“There was Donna Goodleaf, and then there were four ambassadors, young women,” she explains.
Donna Kahérakwas Goodleaf, too, remembers the run well, and the significance of meeting the runners in Regina.
“Well, from what I can remember, I think you have to put it into context that the Okanagan Confederacy, the Okanagan-Shuswap Confederacy, we have a spiritual alliance with each other, so they have a spiritual alliance with our people, with the Haudenosaunee Confederacy,” says Goodleaf.
A citizen of the Kanien’kehá:ka Nation, Goodleaf is now the director of decolonizing curriculum and pedagogy at Concordia University. She says coming together was “fulfilling a spiritual relationship.”
“Between both of our Nations of people, confederacies of people from the Eastern Door, and the Okanagan and Shuswap represent the Western Door. And so bringing our people together to run together, across Turtle Island was quite powerful,” Goodleaf explains.
Most of the runners, including Tonasket, finished their part of the run in Ottawa, Ont. as they got word from some Mohawks that it was too dangerous to continue, she says.
“We got to Ottawa and we were at the [Assembly of First Nations] building,” says Tonasket. “That’s where we had spent the night, and it was while we were there that we received word that it was quite dangerous that the Mohawk people, you know, were quite fearful for the lives of the runners.”
The eagle feather and bundle continued on with a smaller delegation and made it safely to Kanehsatà:ke, she explains, where they were treated “very, very well” by the Mohawk people.
As the Rotinonhsión:ni concluded in their press statement, “The summer of 1990 serves as a reminder that the Kanien’kehà:ka are willing to defend their land and protect their people, by any means necessary. The same holds true, 30 years later.”
In fact, Tonasket says that the original runners and families had been planning to return to Kanehsatà:ke this past Saturday for the anniversary of the peace run, but that was cancelled due to the COVID-19 pandemic.
“Everything just kind of went out the window,” she says.
But as the original run lasted over six weeks, lifelong bonds were built.
“The friendships that have remained, I think amongst the majority of the people who participated back in 1990, it’s still as strong today as it was there 30 years ago,” says Tonasket.
“And sadly, we’ve lost, you know, both of our spiritual leaders and many of our original runners…so always, you know, keeping them and their families in our thoughts, especially, around July 11.”
It wasn’t only friends that were gained during the Run for Peace, says Tonasket, but a strength that powers on today.

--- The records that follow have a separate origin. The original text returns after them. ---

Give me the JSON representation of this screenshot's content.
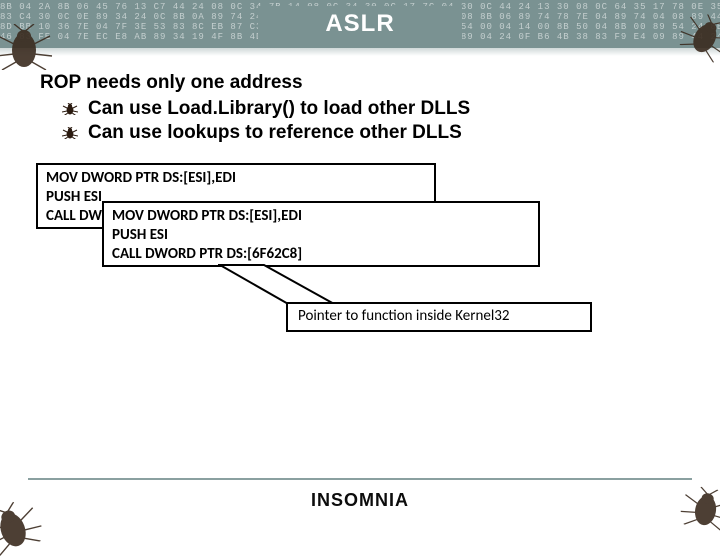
{
  "header": {
    "title": "ASLR"
  },
  "main": {
    "heading": "ROP needs only one address",
    "bullets": [
      "Can use Load.Library() to load other DLLS",
      "Can use lookups to reference other DLLS"
    ]
  },
  "code_box_1": {
    "lines": [
      "MOV DWORD PTR DS:[ESI],EDI",
      "PUSH ESI",
      "CALL DWO"
    ]
  },
  "code_box_2": {
    "lines": [
      "MOV DWORD PTR DS:[ESI],EDI",
      "PUSH ESI",
      "CALL DWORD PTR DS:[6F62C8]"
    ]
  },
  "callout": {
    "text": "Pointer to function inside Kernel32"
  },
  "footer": {
    "brand": "INSOMNIA"
  }
}
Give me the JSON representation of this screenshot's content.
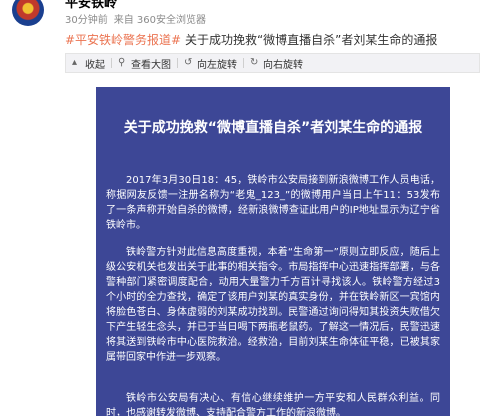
{
  "header": {
    "user_name": "平安铁岭",
    "time_ago": "30分钟前",
    "source": "来自 360安全浏览器"
  },
  "post": {
    "tag": "#平安铁岭警务报道#",
    "title": "关于成功挽救“微博直播自杀”者刘某生命的通报"
  },
  "toolbar": {
    "collapse": "收起",
    "view_large": "查看大图",
    "rotate_left": "向左旋转",
    "rotate_right": "向右旋转"
  },
  "notice": {
    "title": "关于成功挽救“微博直播自杀”者刘某生命的通报",
    "paragraph1": "2017年3月30日18：45，铁岭市公安局接到新浪微博工作人员电话，称据网友反馈一注册名称为“老鬼_123_”的微博用户当日上午11：53发布了一条声称开始自杀的微博，经新浪微博查证此用户的IP地址显示为辽宁省铁岭市。",
    "paragraph2": "铁岭警方针对此信息高度重视，本着“生命第一”原则立即反应，随后上级公安机关也发出关于此事的相关指令。市局指挥中心迅速指挥部署，与各警种部门紧密调度配合，动用大量警力千方百计寻找该人。铁岭警方经过3个小时的全力查找，确定了该用户刘某的真实身份，并在铁岭新区一宾馆内将脸色苍白、身体虚弱的刘某成功找到。民警通过询问得知其投资失败借欠下产生轻生念头，并已于当日喝下两瓶老鼠药。了解这一情况后，民警迅速将其送到铁岭市中心医院救治。经救治，目前刘某生命体征平稳，已被其家属带回家中作进一步观察。",
    "paragraph3": "铁岭市公安局有决心、有信心继续维护一方平安和人民群众利益。同时，也感谢转发微博、支持配合警方工作的新浪微博。"
  },
  "colors": {
    "notice_background": "#3d4796",
    "tag_color": "#eb7350",
    "meta_color": "#8a8a8a"
  }
}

“It was a very powerful time, I think in our people’s history, it really brought out people’s compassion and empathy. And it also, I think, was a huge display of the resilience that our people have when we stand up and we stand up together.”